When did “Shake and Bake” become deadly? Since it took on a new meaning in the drug world. It’s not just a popular method to easily cook breaded chicken or fish at home, but small-time drug producers employ it to produce methamphetamine (meth). For one former federal security officer, shake and bake blew up in his face at work.

At the National Institute of Standards and Technology (NIST) in the D.C.-area, a lieutenant with the NIST’s own internal police force slipped into one of the labs while on duty and tried the shake-and-bake method to cook up a stash of meth. It exploded, blowing out four windows and leaving him with burns on his arms as well as singed eyebrows and hair.

The officer claimed he was just trying to fill a butane lighter then switched stories to saying he wanted to better understand the drug so he could teach training exercises to other NIST police officers. Good luck making that case, buddy.

The Washington Post explains how this was a “Breaking Bad” episode come to life:

The main character in “Breaking Bad,” Walter White, is a brilliant chemist who at his peak makes meth in a pristine, elaborate laboratory.

As it turns out — and as was made clear in U.S. District Court in Greenbelt, Md., on Friday — the meth episode at NIST was a relatively simple yet dangerous affair, similar to operations carried out in kitchens and backwoods across the country. The man behind it, Christopher Bartley, 41, pleaded guilty to trying to make less than 5 grams of meth under what is sometimes called the “shake and bake” method, which generally involves cold medicine, chemicals and plastic soda bottles.

Rod Rosenstein, the U.S. attorney for Maryland, said there was no evidence that Bartley intended to sell the meth or that his actions were part of a broader conspiracy.

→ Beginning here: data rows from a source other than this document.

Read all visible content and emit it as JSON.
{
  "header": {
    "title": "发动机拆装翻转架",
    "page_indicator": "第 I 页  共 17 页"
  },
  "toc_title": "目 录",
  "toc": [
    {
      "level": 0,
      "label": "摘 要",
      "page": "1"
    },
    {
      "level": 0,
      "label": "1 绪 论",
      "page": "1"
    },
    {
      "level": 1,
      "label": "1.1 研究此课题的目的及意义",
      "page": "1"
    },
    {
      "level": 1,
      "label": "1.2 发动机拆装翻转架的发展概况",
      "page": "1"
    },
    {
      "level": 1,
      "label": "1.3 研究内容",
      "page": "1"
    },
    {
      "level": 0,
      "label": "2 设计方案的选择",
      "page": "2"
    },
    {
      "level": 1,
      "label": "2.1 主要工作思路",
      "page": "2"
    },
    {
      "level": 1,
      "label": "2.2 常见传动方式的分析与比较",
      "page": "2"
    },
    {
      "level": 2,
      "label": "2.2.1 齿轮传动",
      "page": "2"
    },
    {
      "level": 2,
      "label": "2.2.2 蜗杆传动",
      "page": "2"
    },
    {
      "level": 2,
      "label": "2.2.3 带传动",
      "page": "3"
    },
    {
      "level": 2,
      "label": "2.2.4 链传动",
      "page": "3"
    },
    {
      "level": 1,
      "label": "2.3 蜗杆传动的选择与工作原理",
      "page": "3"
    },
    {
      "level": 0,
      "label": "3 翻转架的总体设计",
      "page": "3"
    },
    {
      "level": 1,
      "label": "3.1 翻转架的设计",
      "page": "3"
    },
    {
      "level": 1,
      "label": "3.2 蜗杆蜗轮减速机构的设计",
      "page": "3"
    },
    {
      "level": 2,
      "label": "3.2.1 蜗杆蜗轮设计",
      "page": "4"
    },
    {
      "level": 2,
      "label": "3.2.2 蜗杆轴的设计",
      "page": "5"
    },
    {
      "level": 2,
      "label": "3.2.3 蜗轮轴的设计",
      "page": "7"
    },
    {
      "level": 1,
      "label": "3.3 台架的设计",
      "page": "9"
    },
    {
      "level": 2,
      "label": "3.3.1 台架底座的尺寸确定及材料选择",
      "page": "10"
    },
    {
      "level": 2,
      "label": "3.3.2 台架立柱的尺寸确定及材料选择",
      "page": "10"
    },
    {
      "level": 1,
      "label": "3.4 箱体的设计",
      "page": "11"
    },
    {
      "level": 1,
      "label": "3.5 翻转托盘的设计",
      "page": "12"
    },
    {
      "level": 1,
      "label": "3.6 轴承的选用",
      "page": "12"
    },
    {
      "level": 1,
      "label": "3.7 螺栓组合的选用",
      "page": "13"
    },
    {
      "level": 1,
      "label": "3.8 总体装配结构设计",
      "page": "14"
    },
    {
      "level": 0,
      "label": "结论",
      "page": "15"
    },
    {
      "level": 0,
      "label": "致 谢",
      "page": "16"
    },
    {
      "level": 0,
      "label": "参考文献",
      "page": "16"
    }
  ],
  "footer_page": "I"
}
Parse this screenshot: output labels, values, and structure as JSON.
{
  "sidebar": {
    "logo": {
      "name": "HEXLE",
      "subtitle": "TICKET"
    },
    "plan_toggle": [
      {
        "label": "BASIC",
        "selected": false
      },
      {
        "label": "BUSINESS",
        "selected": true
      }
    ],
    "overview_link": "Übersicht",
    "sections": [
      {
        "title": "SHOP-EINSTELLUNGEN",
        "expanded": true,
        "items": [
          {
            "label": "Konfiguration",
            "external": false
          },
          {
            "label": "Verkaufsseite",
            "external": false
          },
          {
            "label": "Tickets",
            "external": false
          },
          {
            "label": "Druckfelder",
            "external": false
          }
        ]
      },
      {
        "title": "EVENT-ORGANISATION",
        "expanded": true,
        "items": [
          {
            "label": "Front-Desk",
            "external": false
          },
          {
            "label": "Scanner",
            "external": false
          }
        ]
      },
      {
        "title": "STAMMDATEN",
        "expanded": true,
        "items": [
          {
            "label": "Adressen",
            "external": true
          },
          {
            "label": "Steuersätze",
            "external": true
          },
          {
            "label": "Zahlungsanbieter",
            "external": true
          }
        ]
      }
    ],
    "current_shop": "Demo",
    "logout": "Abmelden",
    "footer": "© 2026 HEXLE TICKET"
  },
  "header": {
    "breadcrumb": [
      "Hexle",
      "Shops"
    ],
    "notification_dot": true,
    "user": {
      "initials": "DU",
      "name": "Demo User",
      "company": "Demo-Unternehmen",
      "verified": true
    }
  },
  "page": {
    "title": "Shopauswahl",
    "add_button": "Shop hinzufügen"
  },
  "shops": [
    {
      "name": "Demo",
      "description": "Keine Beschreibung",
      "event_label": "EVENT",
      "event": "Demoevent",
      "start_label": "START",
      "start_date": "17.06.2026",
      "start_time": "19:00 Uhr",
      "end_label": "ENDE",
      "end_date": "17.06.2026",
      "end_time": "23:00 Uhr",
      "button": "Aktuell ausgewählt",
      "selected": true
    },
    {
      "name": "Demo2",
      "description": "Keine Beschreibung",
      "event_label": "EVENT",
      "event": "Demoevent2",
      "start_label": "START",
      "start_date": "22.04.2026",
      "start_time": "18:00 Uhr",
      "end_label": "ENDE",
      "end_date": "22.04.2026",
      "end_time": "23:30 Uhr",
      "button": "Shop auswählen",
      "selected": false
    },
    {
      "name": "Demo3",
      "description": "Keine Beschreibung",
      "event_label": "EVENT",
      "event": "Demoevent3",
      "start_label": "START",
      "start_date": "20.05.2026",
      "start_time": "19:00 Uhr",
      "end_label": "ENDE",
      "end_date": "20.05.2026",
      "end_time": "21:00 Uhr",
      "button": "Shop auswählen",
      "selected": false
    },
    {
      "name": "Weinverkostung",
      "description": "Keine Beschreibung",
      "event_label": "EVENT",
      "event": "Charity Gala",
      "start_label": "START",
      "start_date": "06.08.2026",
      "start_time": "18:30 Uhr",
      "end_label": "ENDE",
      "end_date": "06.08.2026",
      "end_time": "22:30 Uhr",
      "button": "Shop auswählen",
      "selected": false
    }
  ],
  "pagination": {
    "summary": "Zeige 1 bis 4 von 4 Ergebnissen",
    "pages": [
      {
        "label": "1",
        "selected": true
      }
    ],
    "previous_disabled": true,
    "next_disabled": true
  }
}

But Rosenstein also said: “There was no evidence at all that this was an experiment or research of any kind. Mr. Bartley’s job was to be a police officer at NIST — to protect people and property on the facility. It wasn’t his job to do research. It was not his job to be in the lab at all.”

That Bartley’s operation fell far short of the elaborate setup seen by fans of “Breaking Bad” is typical of meth labs. They often are small, crude and dangerous, according to Connell and Keith Humphreys, a Stanford University professor and former senior policy adviser at the White House Office of National Drug Control Policy.

Humphreys questioned Bartley’s defense that he was cooking meth on his own to learn more about it. “All you have to do is go on YouTube to see how to do it. It’s no big secret,” Humphreys said.

Let’s chalk this episode up to the every growing list of federal government workers behaving badly. From watching porn on the clock to insubordination, why is it that there’s no shortage of stories of public servants abusing their access, positions, and public money for their own gain?

Last year we reported on the millions of taxpayer dollars being wasted to pay federal workers as they stay at home awaiting investigations and punishment for their misdemeanors. Because this was a drug offense, Bartley may actually get see criminal punishment, but he’s one of few federal workers who get more than a paid vacation while they moonlight elsewhere.

Meth lab injuries  are on the rise across the nation especially as the “shake-and-bake” method has grown in popularity according to the Centers for Disease Control (CDC). While the CDC points to training law enforcement as one way to reduce dangerous incidents, I’m sure Bartley’s actions of breaking into a lab and trying to produce meth in the night by himself is not what they meant.